‘People who procrastinate are most likely to be high achievers who set high standards for themselves, but perversely never feel that they’re good enough,’ she says. ‘They are often creative types and self-expression is part of the job, so they feel their work exposes a part of them. The task builds up and they became fraught with anxiety and concern about being judged.

‘We become so scared of the task at hand, that putting it off becomes an easier option. The problem is that we can’t put them off for ever, so we end up doing things in a rush, then feel far worse.
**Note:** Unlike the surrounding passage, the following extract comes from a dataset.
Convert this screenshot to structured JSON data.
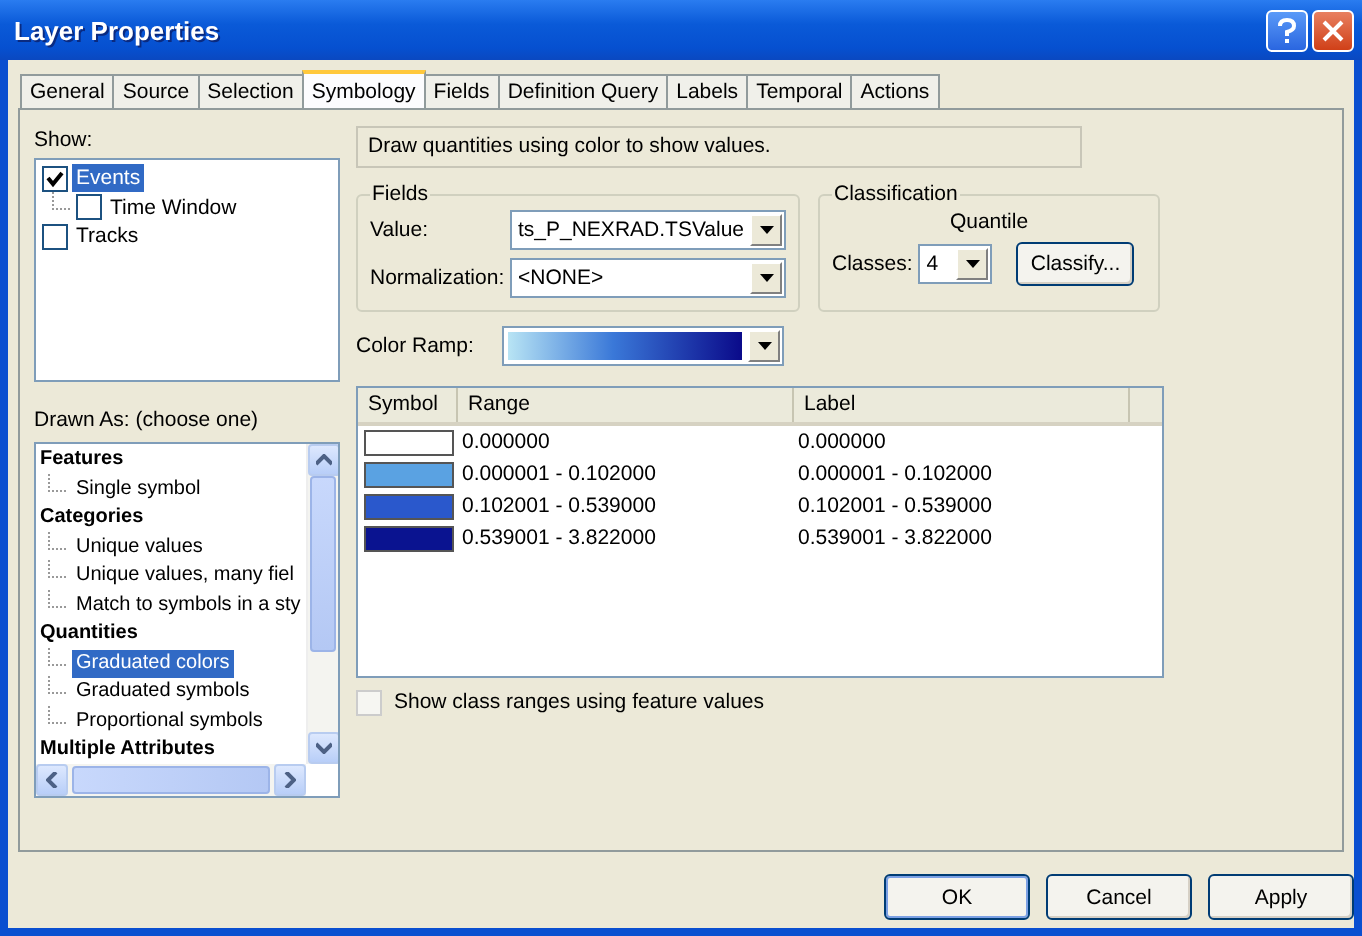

It’s a perfect example of being unable to exhibit enough self-control to resist something that feels good at the time, even though we know it is bad for us.’

She tells me that a classic example of this is ‘second novel syndrome’, where the fear of it not being good enough is so overwhelming it takes years, or can’t be written at all.

‘Elizabeth Gilbert, who wrote Eat, Pray, Love, said she was actually relieved when her second book failed, because it liberated her to write a third without the pressure of expectation,’ says Fiona.

Procrastination is fed not just by perfectionism, but a hazy grip on the notion of time. ‘People get attached to the idea that you have to have a certain time-frame to complete something really well - say, an hour. If they can’t see a clear hour to do something, they’ll keep putting it off,’ says Fiona.

‘Drop that idea and you’ll get results quicker - sometimes it’s more important to get things done at all, than to do them perfectly.’

It makes sense in theory, but how do I stop myself from procrastinating in practice? ‘Give yourself a shorter deadline, because work will always stretch to fit time allocated,’ says Fiona. In other words, if you don’t have one, or it’s too far away, make a deadline up - any task with uncertain timing, no matter how mundane, can grind the mind to halt with its uncertainty.

‘Do first the thing you’re most likely to put off, even if you only do it for 15 minutes,’ she adds. ‘Not knowing how long something will take can make it feel unbearable.

‘Especially since we all now have a shortened attention span, thanks to the internet, smartphones and screens in every room.’

No one ever feels like going for a run, she says, but if you commit to just 15 minutes, it seems less scary and more do-able. You might end up running for half an hour and find yourself enjoying it.

But you can’t do it alone. ‘Numerous studies on New Year’s resolutions show the people who give up quickly tend to be those who don’t tell their peers what they are doing.

‘Those who succeed have a strong support network. If you are out of your comfort zone and aren’t sure you can get things done, you need cheerleaders - plus, you lose face if you don’t do it.’

Equally, Fiona says you shouldn’t label yourself a procrastinator, because other people’s expectations shape your behaviour.

‘Be very careful with how you are training others to see you, because it’s a vicious cycle as people often perform as others expect them to.’

For things that really aren’t that important, like ironing, or sorting out your wardrobe, either delegate and pay someone else to do it if you can afford it, or cut yourself a deal. Do it for 15 minutes or with the promise of a reward.

Inspired by this wise advice, I tell my husband that I’m through with procrastinating - he looks dubious rather than encouraging, which is annoying - and put the 15-minute rule into practice.

With enough caffeine in the system, it works. Fifteen minutes of most things is bearable and once you’ve started anything you stop worrying about how well you’re doing it, and just get on with it.

I tidy the dolls’ house with my daughter (yup, even the dolls’ house is a tip in our house) for 15 minutes. I throw away the mound of bits of paper on my desk - I can’t read my own writing anyway. I send lots of outstanding emails. I pay bills.

Procrastination can feel like a treat but actually, as Fiona says, it wears you out. The good news is that you can give it up - so stop putting it off. - Daily Mail